Re: Daitoryu Ginjukai East Coast Intensive - August 24-27, 2012
I also participated in this Intensive, and enjoyed it tremendously. (Sorry for the belated posting). I share the enthusiasm of the reviews above, and would like to provide some more details on the seminar.
By way of introduction, I should mention that I have about 20 years' experience in martial arts (most significantly, 13 years in aikido), and have been training with Popkin and Brogna Senseis for 4.5 years. I'm one of the branch leaders of the Ginjuaki in Seattle, along with Josh Drachman.
The Intensive format was excellent, offering a generous 24 hours of training over 4 consecutive days (twice the exposure one gets at a typical weekend seminar). This allowed the training to build on itself and be both broad and deep.
The 30+ participants in the Intensive had backgrounds in various other martial arts, from Aikido and Karate to BJJ and MMA; some had advanced ranks (including at least one Rokudan), and others were relative beginners; some have been training with Popkin and Brogna Senseis for years, and others were meeting them for the very first time. The atmosphere was open, respectful, and joyous.
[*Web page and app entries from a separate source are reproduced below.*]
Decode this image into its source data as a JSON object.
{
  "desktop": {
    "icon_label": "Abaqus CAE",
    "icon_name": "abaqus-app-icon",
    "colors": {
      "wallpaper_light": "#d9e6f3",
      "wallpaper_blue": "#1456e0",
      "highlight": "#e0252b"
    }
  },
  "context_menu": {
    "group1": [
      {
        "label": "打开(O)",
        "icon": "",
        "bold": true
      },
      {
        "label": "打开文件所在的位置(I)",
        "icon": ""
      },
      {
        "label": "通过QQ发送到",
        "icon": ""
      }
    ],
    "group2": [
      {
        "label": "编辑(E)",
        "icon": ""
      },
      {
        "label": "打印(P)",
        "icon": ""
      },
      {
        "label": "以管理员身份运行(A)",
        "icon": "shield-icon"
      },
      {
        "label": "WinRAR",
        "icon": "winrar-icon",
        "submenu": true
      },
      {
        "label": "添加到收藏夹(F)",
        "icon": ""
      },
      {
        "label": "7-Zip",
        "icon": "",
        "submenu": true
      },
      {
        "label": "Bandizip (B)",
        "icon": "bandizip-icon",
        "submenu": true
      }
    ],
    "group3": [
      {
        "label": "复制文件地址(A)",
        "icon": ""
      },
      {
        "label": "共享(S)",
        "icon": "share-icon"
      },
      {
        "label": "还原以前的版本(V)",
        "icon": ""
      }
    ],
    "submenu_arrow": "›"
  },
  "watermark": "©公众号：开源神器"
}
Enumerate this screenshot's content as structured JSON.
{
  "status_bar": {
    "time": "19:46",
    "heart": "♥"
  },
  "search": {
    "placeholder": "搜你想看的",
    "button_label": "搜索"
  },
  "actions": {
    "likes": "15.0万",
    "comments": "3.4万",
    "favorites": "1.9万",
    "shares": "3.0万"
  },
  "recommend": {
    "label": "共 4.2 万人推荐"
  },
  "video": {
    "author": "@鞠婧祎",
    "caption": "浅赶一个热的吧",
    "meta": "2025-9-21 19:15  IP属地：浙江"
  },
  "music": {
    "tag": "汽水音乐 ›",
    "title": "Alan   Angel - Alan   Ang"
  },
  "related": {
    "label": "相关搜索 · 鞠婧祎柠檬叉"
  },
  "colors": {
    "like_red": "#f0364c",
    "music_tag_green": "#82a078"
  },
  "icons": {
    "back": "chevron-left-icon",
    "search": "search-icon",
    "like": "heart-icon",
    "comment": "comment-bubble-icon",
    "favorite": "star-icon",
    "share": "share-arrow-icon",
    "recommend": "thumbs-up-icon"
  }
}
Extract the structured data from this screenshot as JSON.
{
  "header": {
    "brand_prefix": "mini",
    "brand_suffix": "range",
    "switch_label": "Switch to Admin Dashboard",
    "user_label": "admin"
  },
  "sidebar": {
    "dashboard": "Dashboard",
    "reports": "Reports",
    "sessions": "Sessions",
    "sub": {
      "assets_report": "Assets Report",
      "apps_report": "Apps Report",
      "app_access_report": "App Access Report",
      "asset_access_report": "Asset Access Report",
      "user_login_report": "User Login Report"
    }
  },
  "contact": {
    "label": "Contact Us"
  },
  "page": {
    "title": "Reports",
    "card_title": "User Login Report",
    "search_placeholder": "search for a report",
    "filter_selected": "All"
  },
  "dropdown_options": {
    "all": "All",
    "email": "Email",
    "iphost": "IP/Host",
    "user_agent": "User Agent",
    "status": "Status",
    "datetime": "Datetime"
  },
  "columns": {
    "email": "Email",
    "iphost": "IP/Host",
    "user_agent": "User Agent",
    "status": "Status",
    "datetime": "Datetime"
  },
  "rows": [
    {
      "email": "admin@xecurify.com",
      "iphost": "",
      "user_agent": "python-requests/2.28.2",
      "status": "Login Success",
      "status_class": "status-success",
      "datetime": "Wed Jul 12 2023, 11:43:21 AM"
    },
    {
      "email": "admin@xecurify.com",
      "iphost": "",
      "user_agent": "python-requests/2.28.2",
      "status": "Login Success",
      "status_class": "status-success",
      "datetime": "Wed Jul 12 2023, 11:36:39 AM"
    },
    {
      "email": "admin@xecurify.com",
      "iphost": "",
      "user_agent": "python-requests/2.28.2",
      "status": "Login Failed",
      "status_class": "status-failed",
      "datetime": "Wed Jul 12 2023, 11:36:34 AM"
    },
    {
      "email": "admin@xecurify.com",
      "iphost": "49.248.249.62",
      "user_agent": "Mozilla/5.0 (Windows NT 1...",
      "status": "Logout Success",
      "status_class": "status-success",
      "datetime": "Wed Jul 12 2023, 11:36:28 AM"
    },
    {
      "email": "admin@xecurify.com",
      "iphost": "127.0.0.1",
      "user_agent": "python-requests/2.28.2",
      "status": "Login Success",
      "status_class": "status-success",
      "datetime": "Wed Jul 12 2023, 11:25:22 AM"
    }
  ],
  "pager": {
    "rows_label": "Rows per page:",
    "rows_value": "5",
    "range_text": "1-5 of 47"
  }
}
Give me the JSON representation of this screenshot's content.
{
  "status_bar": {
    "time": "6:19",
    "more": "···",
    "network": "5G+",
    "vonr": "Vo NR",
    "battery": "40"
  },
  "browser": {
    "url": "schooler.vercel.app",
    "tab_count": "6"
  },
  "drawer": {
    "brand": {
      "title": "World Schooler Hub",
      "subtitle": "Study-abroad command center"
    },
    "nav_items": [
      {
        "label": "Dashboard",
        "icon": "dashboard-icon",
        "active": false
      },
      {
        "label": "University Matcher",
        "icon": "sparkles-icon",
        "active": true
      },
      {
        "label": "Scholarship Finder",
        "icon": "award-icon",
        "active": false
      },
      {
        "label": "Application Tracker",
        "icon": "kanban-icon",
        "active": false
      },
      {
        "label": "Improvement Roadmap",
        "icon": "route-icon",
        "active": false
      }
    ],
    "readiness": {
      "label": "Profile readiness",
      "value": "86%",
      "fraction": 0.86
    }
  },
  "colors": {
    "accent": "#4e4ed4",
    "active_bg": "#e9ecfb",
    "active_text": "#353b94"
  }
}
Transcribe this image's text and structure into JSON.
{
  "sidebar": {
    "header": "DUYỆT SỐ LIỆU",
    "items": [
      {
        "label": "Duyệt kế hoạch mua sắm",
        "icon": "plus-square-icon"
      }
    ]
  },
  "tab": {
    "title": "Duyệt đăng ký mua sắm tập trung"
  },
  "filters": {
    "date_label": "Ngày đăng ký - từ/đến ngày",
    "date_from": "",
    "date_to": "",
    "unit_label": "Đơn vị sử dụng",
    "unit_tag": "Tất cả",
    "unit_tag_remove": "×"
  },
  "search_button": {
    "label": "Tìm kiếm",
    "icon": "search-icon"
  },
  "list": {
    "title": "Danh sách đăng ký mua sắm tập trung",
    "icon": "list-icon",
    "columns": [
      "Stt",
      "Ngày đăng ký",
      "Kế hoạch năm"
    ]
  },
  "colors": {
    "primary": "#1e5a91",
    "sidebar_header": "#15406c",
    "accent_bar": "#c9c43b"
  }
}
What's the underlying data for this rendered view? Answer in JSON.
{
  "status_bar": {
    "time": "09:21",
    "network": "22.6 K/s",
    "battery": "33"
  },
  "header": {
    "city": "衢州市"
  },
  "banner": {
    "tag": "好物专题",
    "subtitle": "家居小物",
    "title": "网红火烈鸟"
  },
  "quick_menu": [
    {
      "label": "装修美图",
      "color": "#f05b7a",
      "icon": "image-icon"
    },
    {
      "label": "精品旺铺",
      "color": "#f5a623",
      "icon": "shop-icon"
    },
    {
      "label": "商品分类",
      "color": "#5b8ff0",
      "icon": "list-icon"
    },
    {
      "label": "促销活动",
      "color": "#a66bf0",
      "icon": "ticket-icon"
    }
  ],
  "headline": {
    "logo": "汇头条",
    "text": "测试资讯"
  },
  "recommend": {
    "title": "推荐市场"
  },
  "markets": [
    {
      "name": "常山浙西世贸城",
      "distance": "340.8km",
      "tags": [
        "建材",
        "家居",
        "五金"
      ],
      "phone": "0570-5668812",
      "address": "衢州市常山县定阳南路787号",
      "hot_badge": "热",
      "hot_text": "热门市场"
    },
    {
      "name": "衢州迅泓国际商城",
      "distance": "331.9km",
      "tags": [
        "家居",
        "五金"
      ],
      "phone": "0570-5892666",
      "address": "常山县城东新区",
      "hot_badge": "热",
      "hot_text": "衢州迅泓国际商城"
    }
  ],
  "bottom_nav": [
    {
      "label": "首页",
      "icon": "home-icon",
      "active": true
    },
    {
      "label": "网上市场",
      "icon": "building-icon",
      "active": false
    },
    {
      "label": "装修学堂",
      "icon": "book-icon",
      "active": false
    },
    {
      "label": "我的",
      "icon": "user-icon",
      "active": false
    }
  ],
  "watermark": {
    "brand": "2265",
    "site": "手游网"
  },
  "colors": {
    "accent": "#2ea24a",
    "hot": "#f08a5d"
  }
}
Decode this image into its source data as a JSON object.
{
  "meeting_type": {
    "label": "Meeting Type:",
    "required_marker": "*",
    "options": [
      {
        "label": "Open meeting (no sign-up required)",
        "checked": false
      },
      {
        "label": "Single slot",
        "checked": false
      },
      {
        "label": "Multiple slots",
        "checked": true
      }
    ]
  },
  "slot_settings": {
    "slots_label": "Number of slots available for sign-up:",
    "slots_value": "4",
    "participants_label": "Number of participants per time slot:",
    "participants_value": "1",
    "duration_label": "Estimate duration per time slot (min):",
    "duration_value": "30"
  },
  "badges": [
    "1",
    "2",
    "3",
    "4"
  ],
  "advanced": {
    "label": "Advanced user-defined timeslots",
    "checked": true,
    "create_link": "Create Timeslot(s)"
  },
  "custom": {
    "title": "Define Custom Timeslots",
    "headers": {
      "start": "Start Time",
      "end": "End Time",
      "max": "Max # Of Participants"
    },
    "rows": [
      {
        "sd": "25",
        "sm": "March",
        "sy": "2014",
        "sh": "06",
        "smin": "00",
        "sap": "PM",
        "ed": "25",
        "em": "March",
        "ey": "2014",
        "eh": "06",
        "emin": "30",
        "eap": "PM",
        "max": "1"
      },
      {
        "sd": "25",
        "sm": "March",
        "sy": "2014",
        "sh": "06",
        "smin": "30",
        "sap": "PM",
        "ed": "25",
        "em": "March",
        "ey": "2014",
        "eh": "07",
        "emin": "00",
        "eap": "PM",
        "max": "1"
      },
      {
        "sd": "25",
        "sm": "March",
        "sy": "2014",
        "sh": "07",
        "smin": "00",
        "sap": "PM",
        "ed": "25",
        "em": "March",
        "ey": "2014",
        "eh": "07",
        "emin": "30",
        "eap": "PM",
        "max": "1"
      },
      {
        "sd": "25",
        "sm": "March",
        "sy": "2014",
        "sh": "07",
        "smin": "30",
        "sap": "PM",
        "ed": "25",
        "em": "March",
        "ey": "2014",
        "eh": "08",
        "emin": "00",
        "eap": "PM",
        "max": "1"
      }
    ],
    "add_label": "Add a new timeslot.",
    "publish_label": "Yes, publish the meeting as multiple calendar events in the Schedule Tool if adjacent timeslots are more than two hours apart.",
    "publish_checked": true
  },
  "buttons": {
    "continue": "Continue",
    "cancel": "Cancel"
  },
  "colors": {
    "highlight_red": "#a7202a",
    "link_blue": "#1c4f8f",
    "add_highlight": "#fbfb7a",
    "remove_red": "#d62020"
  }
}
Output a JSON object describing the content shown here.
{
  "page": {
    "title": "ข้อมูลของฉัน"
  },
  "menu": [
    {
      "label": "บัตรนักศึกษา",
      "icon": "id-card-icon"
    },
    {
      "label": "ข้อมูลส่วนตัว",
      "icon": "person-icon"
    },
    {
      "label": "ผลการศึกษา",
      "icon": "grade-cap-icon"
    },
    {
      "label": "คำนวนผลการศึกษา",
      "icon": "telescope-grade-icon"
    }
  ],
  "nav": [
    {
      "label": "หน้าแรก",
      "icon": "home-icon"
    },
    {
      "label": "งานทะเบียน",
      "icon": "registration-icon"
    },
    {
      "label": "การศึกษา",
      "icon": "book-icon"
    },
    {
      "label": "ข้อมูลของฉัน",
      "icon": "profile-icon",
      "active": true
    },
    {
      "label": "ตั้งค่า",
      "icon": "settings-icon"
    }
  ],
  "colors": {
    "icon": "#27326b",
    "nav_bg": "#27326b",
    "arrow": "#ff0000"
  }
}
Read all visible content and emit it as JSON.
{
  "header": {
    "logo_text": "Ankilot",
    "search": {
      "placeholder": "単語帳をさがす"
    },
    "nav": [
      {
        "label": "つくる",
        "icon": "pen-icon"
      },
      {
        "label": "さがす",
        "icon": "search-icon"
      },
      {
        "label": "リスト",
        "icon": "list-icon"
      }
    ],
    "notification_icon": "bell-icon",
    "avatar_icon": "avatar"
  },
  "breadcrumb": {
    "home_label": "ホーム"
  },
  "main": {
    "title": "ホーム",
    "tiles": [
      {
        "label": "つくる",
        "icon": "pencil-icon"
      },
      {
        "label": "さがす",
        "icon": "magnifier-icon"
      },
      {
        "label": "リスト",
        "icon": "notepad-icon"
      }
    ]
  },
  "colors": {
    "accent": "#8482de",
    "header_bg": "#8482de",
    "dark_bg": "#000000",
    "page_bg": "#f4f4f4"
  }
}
It was clear that the instructors and the participants were having a great time throughout.
Popkin and Brogna Senseis' Daito-Ryu Aikijujitsu Ginjukai is a highly effective art that is relaxed and soft, supported by a core of internal strength. They consistently displayed relaxed power, achieving kuzushi on contact and effectively leading and/or controlling their partners throughout the interaction, demonstrating a high level of aiki.
Both Popkin and Brogna Senseis are excellent teachers, and provide clear, principle-based instruction. They guide their students to develop the right feel and to understand why the techniques work as they do, rather than merely imitating a form. This helps the students' progress within the art itself, and also facilitates applying the principles and skills to the pursuit of aiki in other martial arts.
To gauge and foster effective teaching in the various Ginjukai branches, each branch leader was put on the spot several times during the weekend, and asked to demonstrate and teach various techniques in front of everybody. Before offering their own feedback, Popkin and Brogna Senseis would solicit comments from the other participants, thus training everyone to develop a critical eye.
In addition to taking turns demonstrating and explaining to the whole class, Popkin and Brogna Senseis spent significant hands-on time with each participant, allowing everybody to work with each of the instructors directly. By the end of the weekend everyone seemed to have made significant progress, and to have had a great time.
Howard Popkin Sensei and Joe Brogna Sensei are planning on holding at least two such 4-day Intensives annually, in Seattle and at the main dojo in NYC. I heartily recommend these Intensives, or at least a weekend seminar, for any budoka pursuing aiki.